#### [Task requirements]
All entries need to be written out verbatim, with pictures omitted.

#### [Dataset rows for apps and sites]

━━━━━━━━━━━━━━━━━━━━━━━━━━━━━━

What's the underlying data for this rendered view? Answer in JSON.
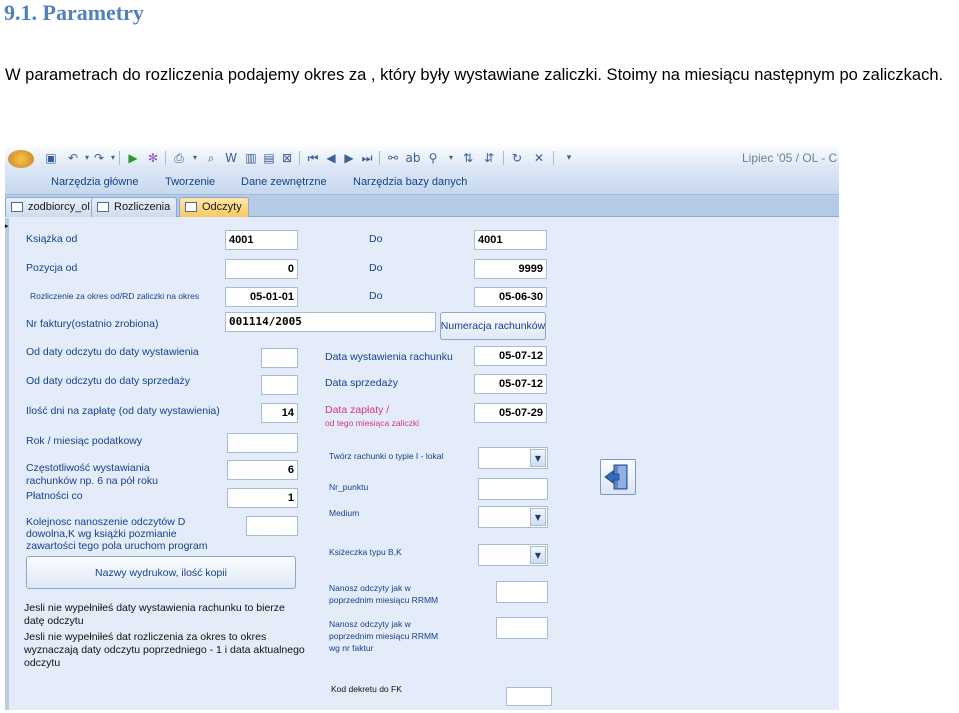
{
  "document": {
    "heading": "9.1. Parametry",
    "paragraph": "W parametrach do rozliczenia podajemy okres za , który były wystawiane zaliczki. Stoimy na miesiącu następnym po zaliczkach."
  },
  "app": {
    "title": "Lipiec '05 / OL - C",
    "ribbon_tabs": [
      "Narzędzia główne",
      "Tworzenie",
      "Dane zewnętrzne",
      "Narzędzia bazy danych"
    ],
    "object_tabs": [
      "zodbiorcy_ol",
      "Rozliczenia",
      "Odczyty"
    ],
    "active_tab": "Odczyty",
    "accent_color": "#15428b"
  },
  "form": {
    "ksiazka_od": {
      "label": "Książka od",
      "value": "4001"
    },
    "ksiazka_do": {
      "label": "Do",
      "value": "4001"
    },
    "pozycja_od": {
      "label": "Pozycja od",
      "value": "0"
    },
    "pozycja_do": {
      "label": "Do",
      "value": "9999"
    },
    "rozliczenie_od": {
      "label": "Rozliczenie za okres od/RD zaliczki na okres",
      "value": "05-01-01"
    },
    "rozliczenie_do": {
      "label": "Do",
      "value": "05-06-30"
    },
    "nr_faktury": {
      "label": "Nr faktury(ostatnio zrobiona)",
      "value": "001114/2005"
    },
    "numeracja_button": "Numeracja rachunków",
    "od_daty_wystawienia": {
      "label": "Od daty odczytu do daty wystawienia",
      "value": ""
    },
    "od_daty_sprzedazy": {
      "label": "Od daty odczytu do daty sprzedaży",
      "value": ""
    },
    "ilosc_dni": {
      "label": "Ilość dni na zapłatę (od daty wystawienia)",
      "value": "14"
    },
    "data_wystawienia": {
      "label": "Data wystawienia rachunku",
      "value": "05-07-12"
    },
    "data_sprzedazy": {
      "label": "Data sprzedaży",
      "value": "05-07-12"
    },
    "data_zaplaty": {
      "label_line1": "Data zapłaty   /",
      "label_line2": "od tego miesiąca zaliczki",
      "value": "05-07-29"
    },
    "rok_miesiac": {
      "label": "Rok / miesiąc podatkowy",
      "value": ""
    },
    "czestotliwosc": {
      "label_line1": "Częstotliwość wystawiania",
      "label_line2": "rachunków  np.  6 na pół roku",
      "value": "6"
    },
    "platnosci": {
      "label": "Płatności co",
      "value": "1"
    },
    "kolejnosc": {
      "label_line1": "Kolejnosc nanoszenie odczytów D",
      "label_line2": "dowolna,K wg książki pozmianie",
      "label_line3": "zawartości tego pola uruchom program",
      "value": ""
    },
    "nazwy_wydrukow_button": "Nazwy wydrukow, ilość kopii",
    "tworz_rachunki": {
      "label": "Twórz rachunki o typie I - lokal",
      "value": ""
    },
    "nr_punktu": {
      "label": "Nr_punktu",
      "value": ""
    },
    "medium": {
      "label": "Medium",
      "value": ""
    },
    "ksiazeczka": {
      "label": "Ksiżeczka typu B,K",
      "value": ""
    },
    "nanosz_rrmm": {
      "label_line1": "Nanosz odczyty jak w",
      "label_line2": "poprzednim miesiącu RRMM",
      "value": ""
    },
    "nanosz_rrmm_faktur": {
      "label_line1": "Nanosz odczyty jak w",
      "label_line2": "poprzednim miesiącu RRMM",
      "label_line3": "wg nr faktur",
      "value": ""
    },
    "note1_line1": "Jesli nie wypełniłeś daty wystawienia rachunku to bierze",
    "note1_line2": "datę odczytu",
    "note2_line1": "Jesli nie wypełniłeś dat rozliczenia za okres to okres",
    "note2_line2": "wyznaczają daty odczytu poprzedniego - 1 i data aktualnego",
    "note2_line3": "odczytu",
    "kod_dekretu": {
      "label": "Kod dekretu do FK",
      "value": ""
    }
  }
}
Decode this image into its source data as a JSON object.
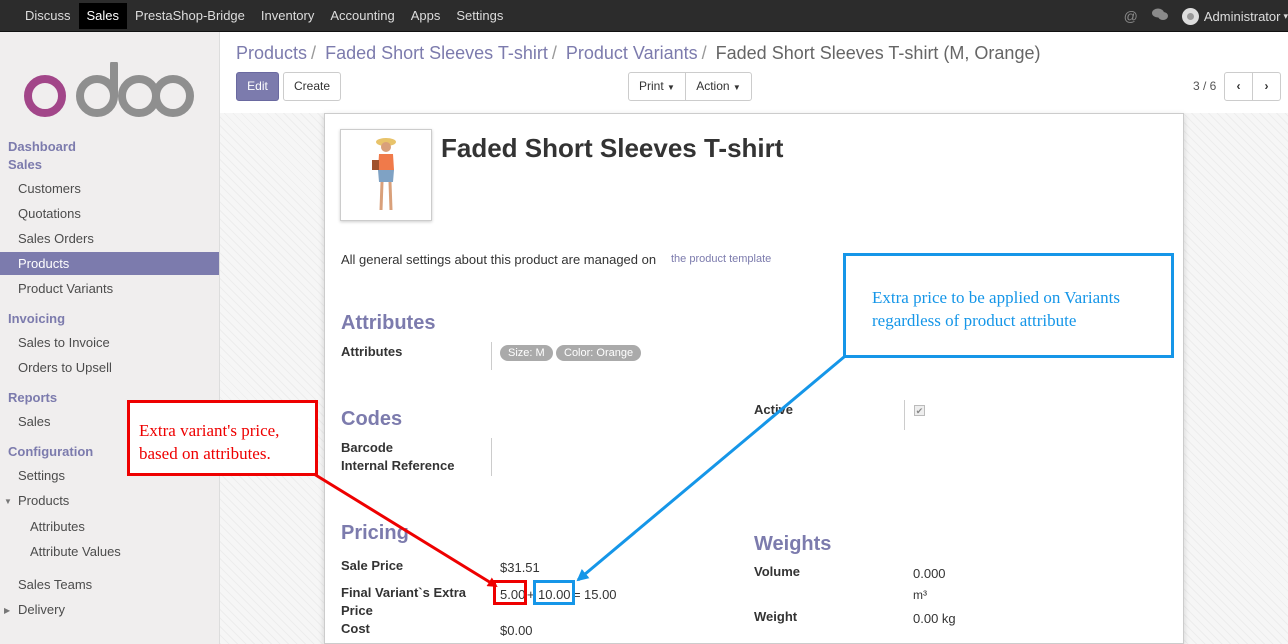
{
  "topbar": {
    "menu": [
      "Discuss",
      "Sales",
      "PrestaShop-Bridge",
      "Inventory",
      "Accounting",
      "Apps",
      "Settings"
    ],
    "active": "Sales",
    "user": "Administrator"
  },
  "sidebar": {
    "logo_text": "odoo",
    "dashboard": "Dashboard",
    "sales_header": "Sales",
    "sales_items": [
      "Customers",
      "Quotations",
      "Sales Orders",
      "Products",
      "Product Variants"
    ],
    "invoicing_header": "Invoicing",
    "invoicing_items": [
      "Sales to Invoice",
      "Orders to Upsell"
    ],
    "reports_header": "Reports",
    "reports_items": [
      "Sales"
    ],
    "config_header": "Configuration",
    "config_items": [
      "Settings",
      "Products",
      "Attributes",
      "Attribute Values",
      "Sales Teams",
      "Delivery"
    ]
  },
  "breadcrumb": {
    "items": [
      "Products",
      "Faded Short Sleeves T-shirt",
      "Product Variants"
    ],
    "current": "Faded Short Sleeves T-shirt (M, Orange)",
    "separator": "/"
  },
  "controls": {
    "edit": "Edit",
    "create": "Create",
    "print": "Print",
    "action": "Action",
    "pager": "3 / 6"
  },
  "form": {
    "product_name": "Faded Short Sleeves T-shirt",
    "info_text": "All general settings about this product are managed on",
    "template_link": "the product template",
    "attributes_section": "Attributes",
    "attributes_label": "Attributes",
    "attribute_tags": [
      "Size: M",
      "Color: Orange"
    ],
    "codes_section": "Codes",
    "barcode_label": "Barcode",
    "internal_ref_label": "Internal Reference",
    "active_label": "Active",
    "pricing_section": "Pricing",
    "sale_price_label": "Sale Price",
    "sale_price": "$31.51",
    "extra_label_1": "Final Variant`s Extra",
    "extra_label_2": "Price",
    "extra_a": "5.00",
    "extra_plus": "+",
    "extra_b": "10.00",
    "extra_eq": "=",
    "extra_total": "15.00",
    "cost_label": "Cost",
    "cost": "$0.00",
    "weights_section": "Weights",
    "volume_label": "Volume",
    "volume": "0.000",
    "volume_unit": "m³",
    "weight_label": "Weight",
    "weight": "0.00 kg"
  },
  "annotations": {
    "red_line1": "Extra variant's price,",
    "red_line2": "based on attributes.",
    "blue_line1": "Extra price to be applied on Variants",
    "blue_line2": "regardless of product attribute",
    "red_color": "#e00000",
    "blue_color": "#1596e8"
  }
}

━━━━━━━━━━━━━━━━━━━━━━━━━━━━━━

#### [Answer to the exercise]
What's the underlying data for this rendered view? Answer in JSON.
{
  "document": {
    "heading": "9.1. Parametry",
    "paragraph": "W parametrach do rozliczenia podajemy okres za , który były wystawiane zaliczki. Stoimy na miesiącu następnym po zaliczkach."
  },
  "app": {
    "title": "Lipiec '05 / OL - C",
    "ribbon_tabs": [
      "Narzędzia główne",
      "Tworzenie",
      "Dane zewnętrzne",
      "Narzędzia bazy danych"
    ],
    "object_tabs": [
      "zodbiorcy_ol",
      "Rozliczenia",
      "Odczyty"
    ],
    "active_tab": "Odczyty",
    "accent_color": "#15428b"
  },
  "form": {
    "ksiazka_od": {
      "label": "Książka od",
      "value": "4001"
    },
    "ksiazka_do": {
      "label": "Do",
      "value": "4001"
    },
    "pozycja_od": {
      "label": "Pozycja od",
      "value": "0"
    },
    "pozycja_do": {
      "label": "Do",
      "value": "9999"
    },
    "rozliczenie_od": {
      "label": "Rozliczenie za okres od/RD zaliczki na okres",
      "value": "05-01-01"
    },
    "rozliczenie_do": {
      "label": "Do",
      "value": "05-06-30"
    },
    "nr_faktury": {
      "label": "Nr faktury(ostatnio zrobiona)",
      "value": "001114/2005"
    },
    "numeracja_button": "Numeracja rachunków",
    "od_daty_wystawienia": {
      "label": "Od daty odczytu do daty wystawienia",
      "value": ""
    },
    "od_daty_sprzedazy": {
      "label": "Od daty odczytu do daty sprzedaży",
      "value": ""
    },
    "ilosc_dni": {
      "label": "Ilość dni na zapłatę (od daty wystawienia)",
      "value": "14"
    },
    "data_wystawienia": {
      "label": "Data wystawienia rachunku",
      "value": "05-07-12"
    },
    "data_sprzedazy": {
      "label": "Data sprzedaży",
      "value": "05-07-12"
    },
    "data_zaplaty": {
      "label_line1": "Data zapłaty   /",
      "label_line2": "od tego miesiąca zaliczki",
      "value": "05-07-29"
    },
    "rok_miesiac": {
      "label": "Rok / miesiąc podatkowy",
      "value": ""
    },
    "czestotliwosc": {
      "label_line1": "Częstotliwość wystawiania",
      "label_line2": "rachunków  np.  6 na pół roku",
      "value": "6"
    },
    "platnosci": {
      "label": "Płatności co",
      "value": "1"
    },
    "kolejnosc": {
      "label_line1": "Kolejnosc nanoszenie odczytów D",
      "label_line2": "dowolna,K wg książki pozmianie",
      "label_line3": "zawartości tego pola uruchom program",
      "value": ""
    },
    "nazwy_wydrukow_button": "Nazwy wydrukow, ilość kopii",
    "tworz_rachunki": {
      "label": "Twórz rachunki o typie I - lokal",
      "value": ""
    },
    "nr_punktu": {
      "label": "Nr_punktu",
      "value": ""
    },
    "medium": {
      "label": "Medium",
      "value": ""
    },
    "ksiazeczka": {
      "label": "Ksiżeczka typu B,K",
      "value": ""
    },
    "nanosz_rrmm": {
      "label_line1": "Nanosz odczyty jak w",
      "label_line2": "poprzednim miesiącu RRMM",
      "value": ""
    },
    "nanosz_rrmm_faktur": {
      "label_line1": "Nanosz odczyty jak w",
      "label_line2": "poprzednim miesiącu RRMM",
      "label_line3": "wg nr faktur",
      "value": ""
    },
    "note1_line1": "Jesli nie wypełniłeś daty wystawienia rachunku to bierze",
    "note1_line2": "datę odczytu",
    "note2_line1": "Jesli nie wypełniłeś dat rozliczenia za okres to okres",
    "note2_line2": "wyznaczają daty odczytu poprzedniego - 1 i data aktualnego",
    "note2_line3": "odczytu",
    "kod_dekretu": {
      "label": "Kod dekretu do FK",
      "value": ""
    }
  }
}
Decode this image into its source data as a JSON object.
{
  "topbar": {
    "menu": [
      "Discuss",
      "Sales",
      "PrestaShop-Bridge",
      "Inventory",
      "Accounting",
      "Apps",
      "Settings"
    ],
    "active": "Sales",
    "user": "Administrator"
  },
  "sidebar": {
    "logo_text": "odoo",
    "dashboard": "Dashboard",
    "sales_header": "Sales",
    "sales_items": [
      "Customers",
      "Quotations",
      "Sales Orders",
      "Products",
      "Product Variants"
    ],
    "invoicing_header": "Invoicing",
    "invoicing_items": [
      "Sales to Invoice",
      "Orders to Upsell"
    ],
    "reports_header": "Reports",
    "reports_items": [
      "Sales"
    ],
    "config_header": "Configuration",
    "config_items": [
      "Settings",
      "Products",
      "Attributes",
      "Attribute Values",
      "Sales Teams",
      "Delivery"
    ]
  },
  "breadcrumb": {
    "items": [
      "Products",
      "Faded Short Sleeves T-shirt",
      "Product Variants"
    ],
    "current": "Faded Short Sleeves T-shirt (M, Orange)",
    "separator": "/"
  },
  "controls": {
    "edit": "Edit",
    "create": "Create",
    "print": "Print",
    "action": "Action",
    "pager": "3 / 6"
  },
  "form": {
    "product_name": "Faded Short Sleeves T-shirt",
    "info_text": "All general settings about this product are managed on",
    "template_link": "the product template",
    "attributes_section": "Attributes",
    "attributes_label": "Attributes",
    "attribute_tags": [
      "Size: M",
      "Color: Orange"
    ],
    "codes_section": "Codes",
    "barcode_label": "Barcode",
    "internal_ref_label": "Internal Reference",
    "active_label": "Active",
    "pricing_section": "Pricing",
    "sale_price_label": "Sale Price",
    "sale_price": "$31.51",
    "extra_label_1": "Final Variant`s Extra",
    "extra_label_2": "Price",
    "extra_a": "5.00",
    "extra_plus": "+",
    "extra_b": "10.00",
    "extra_eq": "=",
    "extra_total": "15.00",
    "cost_label": "Cost",
    "cost": "$0.00",
    "weights_section": "Weights",
    "volume_label": "Volume",
    "volume": "0.000",
    "volume_unit": "m³",
    "weight_label": "Weight",
    "weight": "0.00 kg"
  },
  "annotations": {
    "red_line1": "Extra variant's price,",
    "red_line2": "based on attributes.",
    "blue_line1": "Extra price to be applied on Variants",
    "blue_line2": "regardless of product attribute",
    "red_color": "#e00000",
    "blue_color": "#1596e8"
  }
}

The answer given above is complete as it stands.